Packing for a road trip on the Blue Ridge Parkway is pretty simple. First, you’ll need whatever car snacks and road trip tunes that deliver delight to you and your companions. Outside of that, it’s a good idea to bring:
Seasonal Clothing in Layers: Even in summer’s heat it can get cool at Blue Ridge Parkway elevations, so it’s a good idea to have layers that allow you to regulate your temperature easily. A light jacket is perfect for evenings and cool mornings.
Footwear: Comfortable, sturdy shoes like hiking boots or trail shoes are ideal for exploring the Blue Ridge Parkway.
Daypack: You’ll want a comfortable daypack or small backpack for day hikes.
Sun Protection: Make sure to bring sunglasses (a road trip essential), a wide-brimmed sun hat and sunscreen.

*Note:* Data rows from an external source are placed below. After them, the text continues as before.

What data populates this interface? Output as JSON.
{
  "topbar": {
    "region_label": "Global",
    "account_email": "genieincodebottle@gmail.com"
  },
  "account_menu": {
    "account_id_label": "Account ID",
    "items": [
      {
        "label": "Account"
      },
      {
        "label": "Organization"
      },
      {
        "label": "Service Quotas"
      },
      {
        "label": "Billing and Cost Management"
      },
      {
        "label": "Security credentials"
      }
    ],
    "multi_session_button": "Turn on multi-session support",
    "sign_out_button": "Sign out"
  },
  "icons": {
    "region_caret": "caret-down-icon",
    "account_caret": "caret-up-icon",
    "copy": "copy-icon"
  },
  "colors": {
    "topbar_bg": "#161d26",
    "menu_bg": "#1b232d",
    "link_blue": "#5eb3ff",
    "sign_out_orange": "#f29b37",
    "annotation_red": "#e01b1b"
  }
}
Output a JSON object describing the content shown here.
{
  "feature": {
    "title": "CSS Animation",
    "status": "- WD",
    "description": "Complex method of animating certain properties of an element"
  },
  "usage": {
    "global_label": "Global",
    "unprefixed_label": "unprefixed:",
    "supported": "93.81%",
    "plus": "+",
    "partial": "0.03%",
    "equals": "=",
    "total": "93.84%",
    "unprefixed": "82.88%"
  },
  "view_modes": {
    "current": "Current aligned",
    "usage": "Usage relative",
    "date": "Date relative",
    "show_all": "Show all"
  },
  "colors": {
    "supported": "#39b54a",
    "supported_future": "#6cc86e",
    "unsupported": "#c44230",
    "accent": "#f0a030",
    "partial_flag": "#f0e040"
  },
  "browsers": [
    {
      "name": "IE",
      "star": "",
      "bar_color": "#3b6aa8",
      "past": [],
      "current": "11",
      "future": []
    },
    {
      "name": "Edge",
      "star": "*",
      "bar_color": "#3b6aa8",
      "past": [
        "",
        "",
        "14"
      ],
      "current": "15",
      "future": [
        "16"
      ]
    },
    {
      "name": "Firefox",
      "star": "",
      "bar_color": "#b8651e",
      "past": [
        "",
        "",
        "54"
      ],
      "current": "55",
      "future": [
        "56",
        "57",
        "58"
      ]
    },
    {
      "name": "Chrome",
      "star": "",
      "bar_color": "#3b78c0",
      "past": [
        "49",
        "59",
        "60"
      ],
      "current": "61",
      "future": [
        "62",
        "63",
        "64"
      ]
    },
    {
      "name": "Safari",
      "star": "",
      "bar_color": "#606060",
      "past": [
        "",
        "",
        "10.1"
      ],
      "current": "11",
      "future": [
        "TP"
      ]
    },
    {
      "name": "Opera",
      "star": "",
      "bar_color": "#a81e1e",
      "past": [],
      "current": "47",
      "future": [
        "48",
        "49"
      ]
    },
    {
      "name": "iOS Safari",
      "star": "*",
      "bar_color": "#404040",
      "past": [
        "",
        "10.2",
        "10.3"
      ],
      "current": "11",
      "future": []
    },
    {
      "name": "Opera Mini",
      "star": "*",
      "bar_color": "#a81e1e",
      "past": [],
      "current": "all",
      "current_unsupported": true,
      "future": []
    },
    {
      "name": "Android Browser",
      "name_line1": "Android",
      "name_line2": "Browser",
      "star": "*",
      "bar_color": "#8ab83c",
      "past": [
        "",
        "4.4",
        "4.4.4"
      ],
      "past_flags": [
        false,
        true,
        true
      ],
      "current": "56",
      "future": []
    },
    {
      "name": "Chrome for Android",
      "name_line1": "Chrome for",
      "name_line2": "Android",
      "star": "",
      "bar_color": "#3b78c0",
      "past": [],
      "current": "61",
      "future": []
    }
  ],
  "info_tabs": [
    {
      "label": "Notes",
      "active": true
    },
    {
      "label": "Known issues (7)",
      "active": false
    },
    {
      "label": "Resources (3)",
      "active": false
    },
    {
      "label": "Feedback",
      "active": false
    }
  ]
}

Water Bottles: Always bring water – refillable water bottles are recommended. And make sure you drink it!
Hiking Poles: Light-weight hiking poles are like having a third leg. They help maintain balance and can get you into a rhythm while walking.
A Picnic Kit: Be picnic-ready with a cooler, blanket or tablecloth, utensils and the like. And don’t forget bug spray!
Sports Gear: Bring any sport-specific gear like spare bike tubes, fishing tackle, or your kayak.
Maps: You’ll want a road map or, better yet, Gazetteer to Virginia or North Carolina Plus, make sure to grab a Blue Ridge Parkway Map and information pamphlets (available at the visitors centers).
Portable Phone Charger and Cable: If you’re taking pictures with your phone, running out of batteries may result in missed opportunities. A DC car charger is best, so that you can charge your phone while driving.
Plastic Bag: We always carry a plastic bag when we hike, so we can do our part and help keep the trails, beaches and waterways clean. If you see some trash along the way – especially that dang plastic, pick it up, drop it in the bag. When you get back to the trailhead, simply drop your bag in the recycling or trash bin and voila! You’ve helped keep the area beautiful for everyone who visits.